Salah took a back seat at the Amex Stadium on Saturday, contenting himself with an assist as Roberto Firmino scored twice and Philippe Coutinho found the net with a delightful free-kick beneath the jumping Brighton wall.
With five wins in their last six games, Liverpool have returned to the Premier League top four for the first time since August.
Their one misstep in recent weeks was the 3-3 draw at Sevilla in the Champions League, in which their failure to protect a 3-0 lead left them requiring at least a point at home to Spartak Moscow on Wednesday to reach the last 16.
But having scored 25 goals in their last eight games in all competitions, Liverpool are playing with as much verve and confidence as in any previous phase of manager Jurgen Klopp's two-year tenure.
Liverpool's display at Brighton moved beaten manager Chris Hughton to dub Klopp's side "the best team we have played this season", despite his men having also lost 2-0 to Pep Guardiola's runaway league leaders Manchester City.
Although Klopp's team struggled to beat some of the league's lesser lights last season, he downplayed their performance on the south coast, saying it had simply been a case of "doing the job".
The German was more forthcoming in his praise of Brazilian forward Firmino, who finished off two superb counter-attacks to take his tally of goals for the season to 11 in all competitions.
"Roberto scored twice, but what he did around these goals is what excites me the most, to be honest," Klopp told the Liverpool Echo newspaper.
"In all the counter-attacks, pretty much, he won the ball. By being here, by being a little annoying - a little foot, a little toe - that for us is important.
"With all the rest around him, you need to get used to it. They are all different and all good. I really like these players. That's why they are here."
Coutinho, for now, appears to have put his aborted close-season move to Barcelona behind him, his artful free-kick bringing him a sixth league goal.
Salah continues to dazzle, having surpassed former Liverpool luminaries such as Robbie Fowler, Fernando Torres and Luis Suarez by scoring 12 goals in his first 15 Premier League appearances for the club.
Klopp could even afford the luxury of leaving Sadio Mane, the final member of his 'Fab Four' of attackers, on the bench, ensuring the Senegalese flier will be primed for action against Spartak.
Liverpool have maintained their form despite injury problems in defence that obliged Klopp to align midfielders Emre Can and Georginio Wijnaldum as makeshift centre-backs in an experimental back three at Brighton.
They have also become more robust defensively, having shipped only three goals in their last six league games - one of which was a Brighton penalty, another a fluke by Chelsea's Willian - compared to 13 in the previous six.
Liverpool's momentum has not been affected by the fact Klopp has made 54 changes to his starting line-up in the Premier League this season, which is more than any other manager.

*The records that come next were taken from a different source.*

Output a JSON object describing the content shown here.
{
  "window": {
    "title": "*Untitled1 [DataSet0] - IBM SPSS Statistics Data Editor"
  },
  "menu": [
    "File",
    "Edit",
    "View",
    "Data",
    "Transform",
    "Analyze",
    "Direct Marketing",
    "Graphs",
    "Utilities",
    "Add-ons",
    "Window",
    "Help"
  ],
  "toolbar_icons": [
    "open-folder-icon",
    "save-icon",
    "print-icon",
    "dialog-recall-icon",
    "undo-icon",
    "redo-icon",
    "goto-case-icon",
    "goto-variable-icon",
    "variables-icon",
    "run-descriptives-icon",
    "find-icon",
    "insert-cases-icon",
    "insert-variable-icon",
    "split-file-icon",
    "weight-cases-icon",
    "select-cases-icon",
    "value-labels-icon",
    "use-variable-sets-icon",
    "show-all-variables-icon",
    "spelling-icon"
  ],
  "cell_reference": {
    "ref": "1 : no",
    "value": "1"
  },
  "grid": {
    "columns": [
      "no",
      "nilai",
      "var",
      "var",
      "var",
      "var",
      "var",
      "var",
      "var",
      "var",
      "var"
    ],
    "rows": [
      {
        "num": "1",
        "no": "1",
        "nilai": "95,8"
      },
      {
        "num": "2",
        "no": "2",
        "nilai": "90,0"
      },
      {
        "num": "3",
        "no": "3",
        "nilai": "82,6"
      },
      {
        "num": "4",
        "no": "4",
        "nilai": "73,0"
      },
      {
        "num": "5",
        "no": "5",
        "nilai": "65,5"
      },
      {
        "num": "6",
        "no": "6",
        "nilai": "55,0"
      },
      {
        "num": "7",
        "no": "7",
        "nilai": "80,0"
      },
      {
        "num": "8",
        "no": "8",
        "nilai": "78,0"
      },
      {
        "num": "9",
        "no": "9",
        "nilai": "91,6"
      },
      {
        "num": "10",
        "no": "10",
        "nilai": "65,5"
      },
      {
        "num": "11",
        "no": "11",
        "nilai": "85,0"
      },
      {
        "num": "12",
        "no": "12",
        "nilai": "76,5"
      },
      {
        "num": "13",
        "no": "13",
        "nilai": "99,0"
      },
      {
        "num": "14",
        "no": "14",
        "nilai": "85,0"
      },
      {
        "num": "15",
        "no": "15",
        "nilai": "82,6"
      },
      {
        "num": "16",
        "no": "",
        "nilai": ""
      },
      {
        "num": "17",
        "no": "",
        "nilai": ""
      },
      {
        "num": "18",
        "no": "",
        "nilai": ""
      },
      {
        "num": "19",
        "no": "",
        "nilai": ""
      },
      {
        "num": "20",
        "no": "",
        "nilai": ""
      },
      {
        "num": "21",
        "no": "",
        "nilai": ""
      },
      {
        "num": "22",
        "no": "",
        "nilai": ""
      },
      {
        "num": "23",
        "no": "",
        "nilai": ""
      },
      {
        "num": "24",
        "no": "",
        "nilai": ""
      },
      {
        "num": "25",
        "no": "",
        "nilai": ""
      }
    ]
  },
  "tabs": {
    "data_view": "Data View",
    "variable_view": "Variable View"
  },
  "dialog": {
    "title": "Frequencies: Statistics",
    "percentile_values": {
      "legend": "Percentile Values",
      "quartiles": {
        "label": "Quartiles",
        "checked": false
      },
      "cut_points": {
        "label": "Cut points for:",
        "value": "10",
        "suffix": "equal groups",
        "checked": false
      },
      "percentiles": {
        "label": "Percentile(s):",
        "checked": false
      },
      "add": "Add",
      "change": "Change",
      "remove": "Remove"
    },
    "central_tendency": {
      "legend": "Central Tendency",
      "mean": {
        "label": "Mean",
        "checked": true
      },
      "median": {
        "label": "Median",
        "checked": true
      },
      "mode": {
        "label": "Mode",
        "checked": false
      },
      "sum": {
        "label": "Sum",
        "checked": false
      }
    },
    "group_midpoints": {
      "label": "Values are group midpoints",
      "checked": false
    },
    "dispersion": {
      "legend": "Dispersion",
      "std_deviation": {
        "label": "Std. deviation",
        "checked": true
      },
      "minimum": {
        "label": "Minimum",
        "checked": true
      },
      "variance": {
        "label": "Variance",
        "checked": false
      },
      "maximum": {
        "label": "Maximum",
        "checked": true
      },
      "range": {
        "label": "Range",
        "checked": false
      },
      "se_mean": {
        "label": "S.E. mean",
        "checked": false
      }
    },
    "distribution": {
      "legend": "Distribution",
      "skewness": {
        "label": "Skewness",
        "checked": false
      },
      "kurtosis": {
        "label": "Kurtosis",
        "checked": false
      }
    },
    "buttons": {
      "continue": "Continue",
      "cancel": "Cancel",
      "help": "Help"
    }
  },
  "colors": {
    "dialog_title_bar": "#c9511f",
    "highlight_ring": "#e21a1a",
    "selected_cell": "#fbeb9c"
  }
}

By regularly shuffling his pack, Klopp seems determined to avoid a repeat of last season's January slump, when a worn-out team won just once in 10 games, fatally compromising their objectives for the season.
Eleven months on, with their array of attackers in clinical form, Liverpool appear to be in much finer fettle.